___ Records supplied ___
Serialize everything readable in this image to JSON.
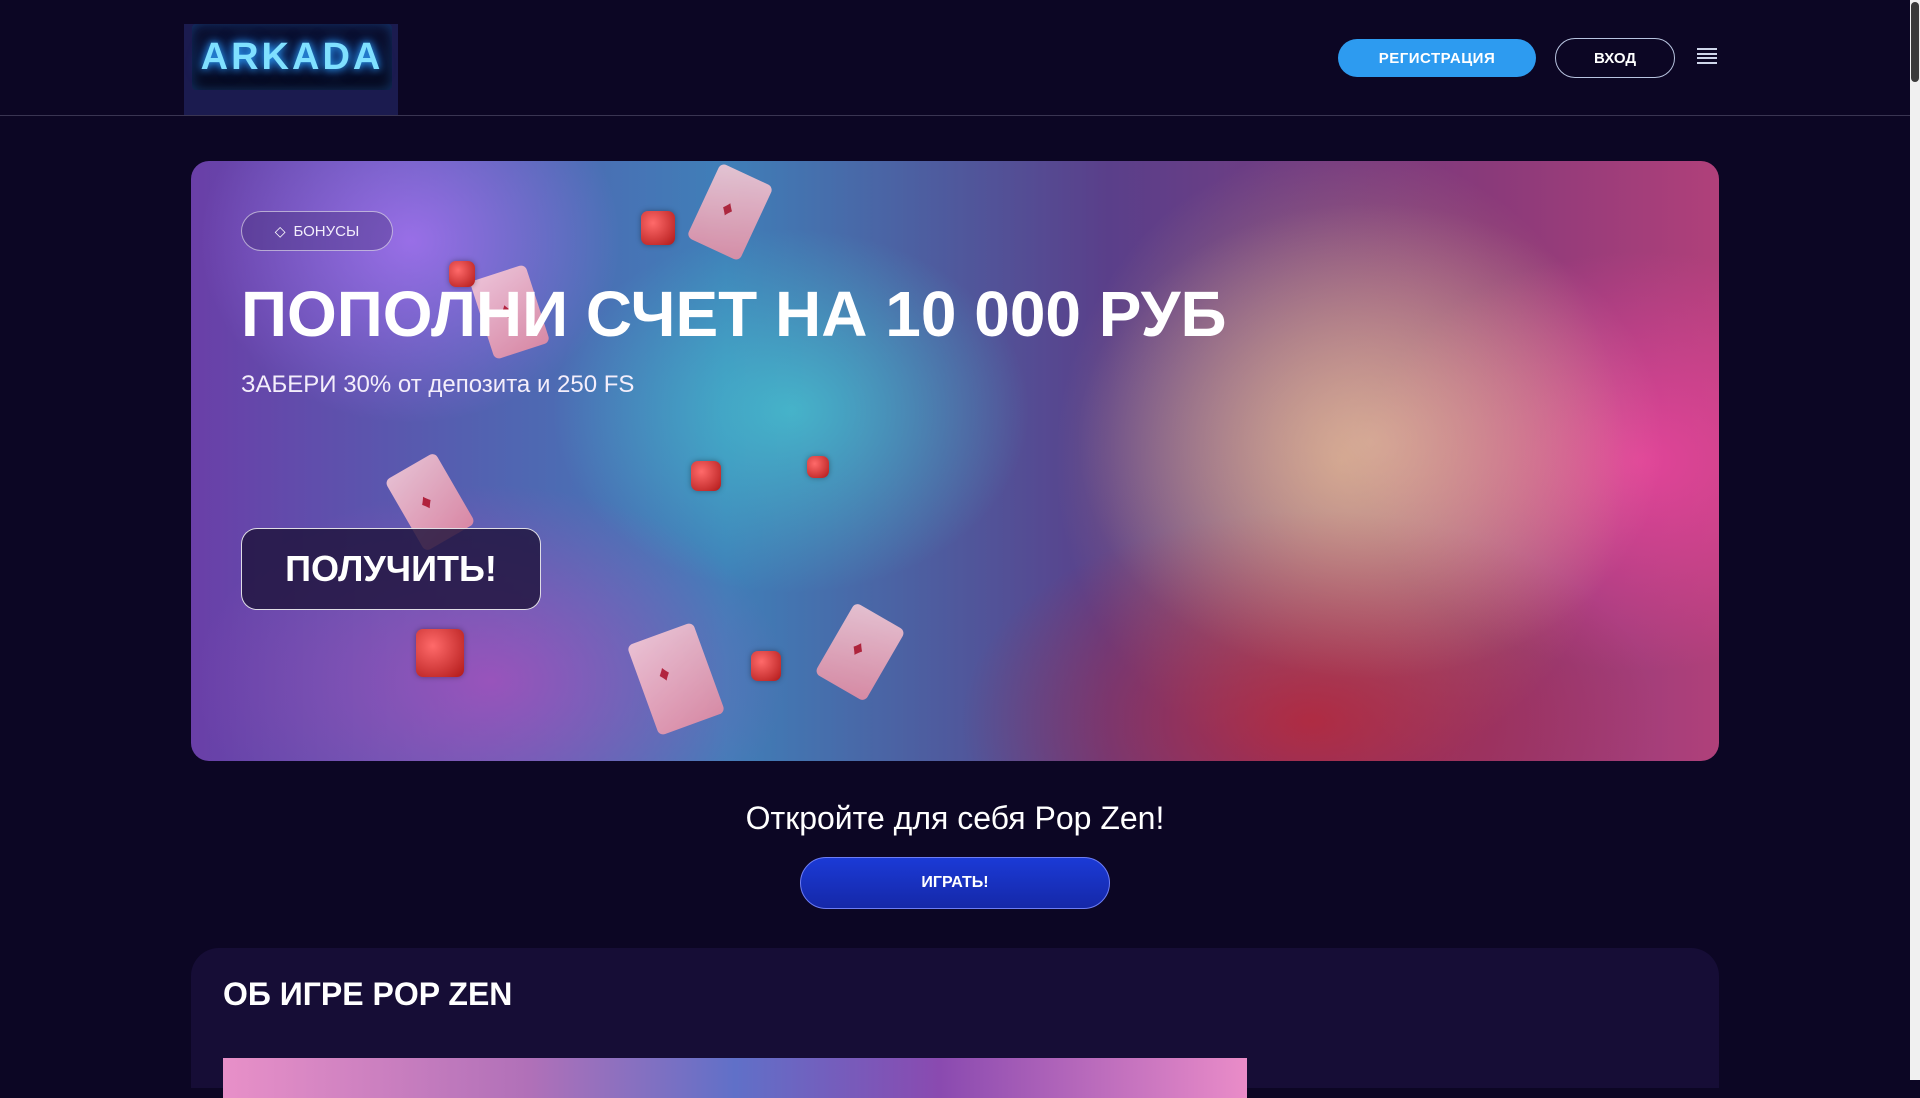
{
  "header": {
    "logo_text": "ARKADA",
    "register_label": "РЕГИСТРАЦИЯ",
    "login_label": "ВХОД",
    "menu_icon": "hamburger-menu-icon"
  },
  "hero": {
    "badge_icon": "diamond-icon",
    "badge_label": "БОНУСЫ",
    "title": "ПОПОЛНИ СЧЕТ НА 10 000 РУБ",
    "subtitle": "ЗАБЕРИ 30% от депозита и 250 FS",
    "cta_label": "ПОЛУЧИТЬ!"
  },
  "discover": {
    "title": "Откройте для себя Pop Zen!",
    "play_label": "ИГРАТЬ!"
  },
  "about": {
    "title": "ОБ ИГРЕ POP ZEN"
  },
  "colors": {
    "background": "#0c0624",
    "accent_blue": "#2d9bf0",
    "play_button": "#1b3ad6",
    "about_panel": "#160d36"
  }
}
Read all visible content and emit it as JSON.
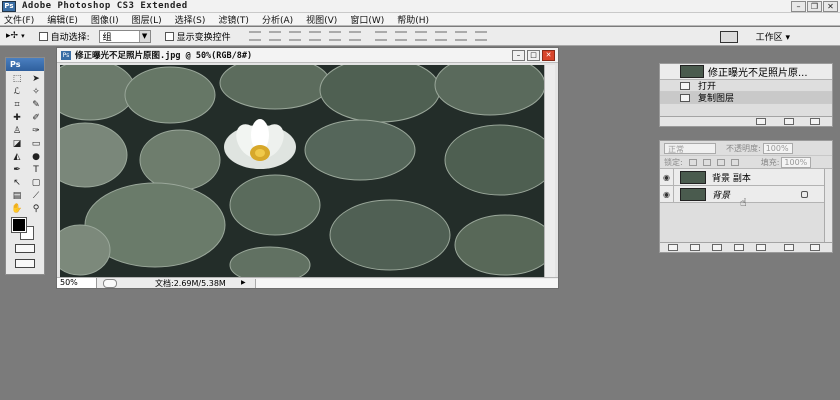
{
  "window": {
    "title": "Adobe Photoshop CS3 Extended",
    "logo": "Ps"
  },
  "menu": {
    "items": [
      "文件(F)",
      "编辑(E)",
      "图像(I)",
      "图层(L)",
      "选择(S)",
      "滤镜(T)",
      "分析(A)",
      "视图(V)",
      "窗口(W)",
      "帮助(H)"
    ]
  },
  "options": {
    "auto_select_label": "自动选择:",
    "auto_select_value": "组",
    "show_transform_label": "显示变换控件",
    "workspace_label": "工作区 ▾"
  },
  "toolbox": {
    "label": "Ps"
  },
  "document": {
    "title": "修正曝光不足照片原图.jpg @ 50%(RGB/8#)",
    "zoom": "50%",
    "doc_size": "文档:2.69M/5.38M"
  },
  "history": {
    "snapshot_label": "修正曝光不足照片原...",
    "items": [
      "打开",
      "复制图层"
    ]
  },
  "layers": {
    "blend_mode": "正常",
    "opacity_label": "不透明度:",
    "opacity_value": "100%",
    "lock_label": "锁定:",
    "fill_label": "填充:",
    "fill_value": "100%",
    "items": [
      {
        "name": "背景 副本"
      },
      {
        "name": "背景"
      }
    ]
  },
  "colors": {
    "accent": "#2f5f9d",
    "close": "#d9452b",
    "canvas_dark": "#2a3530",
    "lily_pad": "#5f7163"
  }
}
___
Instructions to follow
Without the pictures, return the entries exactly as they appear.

Solution
Serialize everything readable in this image to JSON.
{
  "header": {
    "logo_text": "ARKADA",
    "register_label": "РЕГИСТРАЦИЯ",
    "login_label": "ВХОД",
    "menu_icon": "hamburger-menu-icon"
  },
  "hero": {
    "badge_icon": "diamond-icon",
    "badge_label": "БОНУСЫ",
    "title": "ПОПОЛНИ СЧЕТ НА 10 000 РУБ",
    "subtitle": "ЗАБЕРИ 30% от депозита и 250 FS",
    "cta_label": "ПОЛУЧИТЬ!"
  },
  "discover": {
    "title": "Откройте для себя Pop Zen!",
    "play_label": "ИГРАТЬ!"
  },
  "about": {
    "title": "ОБ ИГРЕ POP ZEN"
  },
  "colors": {
    "background": "#0c0624",
    "accent_blue": "#2d9bf0",
    "play_button": "#1b3ad6",
    "about_panel": "#160d36"
  }
}
Read all visible content and emit it as JSON.
{
  "window": {
    "title": "Adobe Photoshop CS3 Extended",
    "logo": "Ps"
  },
  "menu": {
    "items": [
      "文件(F)",
      "编辑(E)",
      "图像(I)",
      "图层(L)",
      "选择(S)",
      "滤镜(T)",
      "分析(A)",
      "视图(V)",
      "窗口(W)",
      "帮助(H)"
    ]
  },
  "options": {
    "auto_select_label": "自动选择:",
    "auto_select_value": "组",
    "show_transform_label": "显示变换控件",
    "workspace_label": "工作区 ▾"
  },
  "toolbox": {
    "label": "Ps"
  },
  "document": {
    "title": "修正曝光不足照片原图.jpg @ 50%(RGB/8#)",
    "zoom": "50%",
    "doc_size": "文档:2.69M/5.38M"
  },
  "history": {
    "snapshot_label": "修正曝光不足照片原...",
    "items": [
      "打开",
      "复制图层"
    ]
  },
  "layers": {
    "blend_mode": "正常",
    "opacity_label": "不透明度:",
    "opacity_value": "100%",
    "lock_label": "锁定:",
    "fill_label": "填充:",
    "fill_value": "100%",
    "items": [
      {
        "name": "背景 副本"
      },
      {
        "name": "背景"
      }
    ]
  },
  "colors": {
    "accent": "#2f5f9d",
    "close": "#d9452b",
    "canvas_dark": "#2a3530",
    "lily_pad": "#5f7163"
  }
}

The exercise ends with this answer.